TASK TO CARRY OUT.
From the data below, copy out every line in which the word "temperature" occurs.

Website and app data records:

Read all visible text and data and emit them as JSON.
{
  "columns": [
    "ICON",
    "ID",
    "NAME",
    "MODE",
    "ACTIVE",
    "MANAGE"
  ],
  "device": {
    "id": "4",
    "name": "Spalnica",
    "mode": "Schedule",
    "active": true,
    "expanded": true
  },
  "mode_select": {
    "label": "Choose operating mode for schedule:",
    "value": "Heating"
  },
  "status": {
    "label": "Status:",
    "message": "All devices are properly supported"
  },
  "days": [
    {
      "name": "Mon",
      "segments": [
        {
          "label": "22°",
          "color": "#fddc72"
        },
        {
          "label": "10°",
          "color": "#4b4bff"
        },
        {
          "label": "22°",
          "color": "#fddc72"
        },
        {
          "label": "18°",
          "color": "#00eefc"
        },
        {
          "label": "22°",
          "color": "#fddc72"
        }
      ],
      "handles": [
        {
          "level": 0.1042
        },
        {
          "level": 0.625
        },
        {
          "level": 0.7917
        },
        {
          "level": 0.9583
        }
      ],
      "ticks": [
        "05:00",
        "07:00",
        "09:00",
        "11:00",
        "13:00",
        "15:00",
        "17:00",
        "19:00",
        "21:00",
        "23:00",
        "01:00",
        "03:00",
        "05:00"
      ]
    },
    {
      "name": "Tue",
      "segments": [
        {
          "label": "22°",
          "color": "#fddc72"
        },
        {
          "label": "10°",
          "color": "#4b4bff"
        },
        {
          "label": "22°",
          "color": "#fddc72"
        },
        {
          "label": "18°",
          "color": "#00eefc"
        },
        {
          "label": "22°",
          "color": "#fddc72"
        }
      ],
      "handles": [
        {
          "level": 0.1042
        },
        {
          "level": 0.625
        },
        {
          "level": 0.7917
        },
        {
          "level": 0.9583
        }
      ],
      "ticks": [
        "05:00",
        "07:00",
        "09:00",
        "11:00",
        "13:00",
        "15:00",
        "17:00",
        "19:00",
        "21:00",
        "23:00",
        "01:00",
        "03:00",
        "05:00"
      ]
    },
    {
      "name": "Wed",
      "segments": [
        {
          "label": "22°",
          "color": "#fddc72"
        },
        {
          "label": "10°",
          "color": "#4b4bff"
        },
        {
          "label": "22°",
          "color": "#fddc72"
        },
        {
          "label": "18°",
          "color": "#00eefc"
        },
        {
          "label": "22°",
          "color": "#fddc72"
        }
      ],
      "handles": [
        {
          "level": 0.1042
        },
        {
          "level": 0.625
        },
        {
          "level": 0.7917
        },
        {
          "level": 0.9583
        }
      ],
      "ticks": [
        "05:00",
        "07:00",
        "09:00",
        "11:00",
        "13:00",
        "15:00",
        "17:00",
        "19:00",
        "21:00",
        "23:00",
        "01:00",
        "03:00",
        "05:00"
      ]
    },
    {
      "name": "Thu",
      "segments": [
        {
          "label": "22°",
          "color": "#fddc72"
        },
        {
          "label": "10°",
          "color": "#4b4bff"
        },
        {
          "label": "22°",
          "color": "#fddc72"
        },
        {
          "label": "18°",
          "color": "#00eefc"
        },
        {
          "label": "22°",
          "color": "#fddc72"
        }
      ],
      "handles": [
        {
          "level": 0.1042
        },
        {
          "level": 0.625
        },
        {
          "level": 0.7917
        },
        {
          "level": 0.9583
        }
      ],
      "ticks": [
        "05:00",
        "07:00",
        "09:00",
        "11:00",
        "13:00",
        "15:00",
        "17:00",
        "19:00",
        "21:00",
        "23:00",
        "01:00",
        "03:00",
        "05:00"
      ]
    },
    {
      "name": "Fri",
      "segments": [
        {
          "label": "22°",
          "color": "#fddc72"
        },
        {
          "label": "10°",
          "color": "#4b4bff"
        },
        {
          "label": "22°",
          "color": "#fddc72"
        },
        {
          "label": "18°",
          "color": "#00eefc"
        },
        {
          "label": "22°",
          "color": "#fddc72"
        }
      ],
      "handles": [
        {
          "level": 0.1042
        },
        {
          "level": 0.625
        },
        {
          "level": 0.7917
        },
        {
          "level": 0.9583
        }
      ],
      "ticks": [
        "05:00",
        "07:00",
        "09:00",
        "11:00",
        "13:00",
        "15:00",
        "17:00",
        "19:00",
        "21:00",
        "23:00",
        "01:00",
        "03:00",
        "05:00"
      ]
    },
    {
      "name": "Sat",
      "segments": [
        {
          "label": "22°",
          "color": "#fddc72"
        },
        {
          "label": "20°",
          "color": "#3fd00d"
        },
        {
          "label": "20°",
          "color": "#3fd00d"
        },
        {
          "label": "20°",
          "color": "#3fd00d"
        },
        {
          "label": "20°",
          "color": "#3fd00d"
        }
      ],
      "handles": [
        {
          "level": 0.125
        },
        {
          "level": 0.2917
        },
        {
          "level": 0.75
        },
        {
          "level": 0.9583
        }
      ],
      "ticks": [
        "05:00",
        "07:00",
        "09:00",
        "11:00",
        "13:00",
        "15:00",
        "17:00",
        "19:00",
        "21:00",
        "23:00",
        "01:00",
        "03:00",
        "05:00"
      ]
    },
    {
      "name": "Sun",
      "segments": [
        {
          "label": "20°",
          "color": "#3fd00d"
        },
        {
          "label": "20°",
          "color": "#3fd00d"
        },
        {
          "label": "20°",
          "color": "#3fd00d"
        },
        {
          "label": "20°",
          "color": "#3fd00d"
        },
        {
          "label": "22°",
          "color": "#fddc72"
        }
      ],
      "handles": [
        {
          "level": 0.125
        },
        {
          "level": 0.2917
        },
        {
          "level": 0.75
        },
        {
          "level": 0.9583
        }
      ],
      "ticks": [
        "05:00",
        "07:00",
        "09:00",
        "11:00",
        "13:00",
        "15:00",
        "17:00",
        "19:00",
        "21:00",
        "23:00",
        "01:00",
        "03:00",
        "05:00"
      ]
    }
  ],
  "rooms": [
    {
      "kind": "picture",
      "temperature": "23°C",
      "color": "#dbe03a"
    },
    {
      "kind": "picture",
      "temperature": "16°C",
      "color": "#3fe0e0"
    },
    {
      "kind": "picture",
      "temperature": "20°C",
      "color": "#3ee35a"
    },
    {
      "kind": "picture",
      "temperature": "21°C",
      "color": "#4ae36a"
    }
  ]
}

RESULT FOR THIS EXERCISE.
      "temperature": "23°C",
      "temperature": "16°C",
      "temperature": "20°C",
      "temperature": "21°C",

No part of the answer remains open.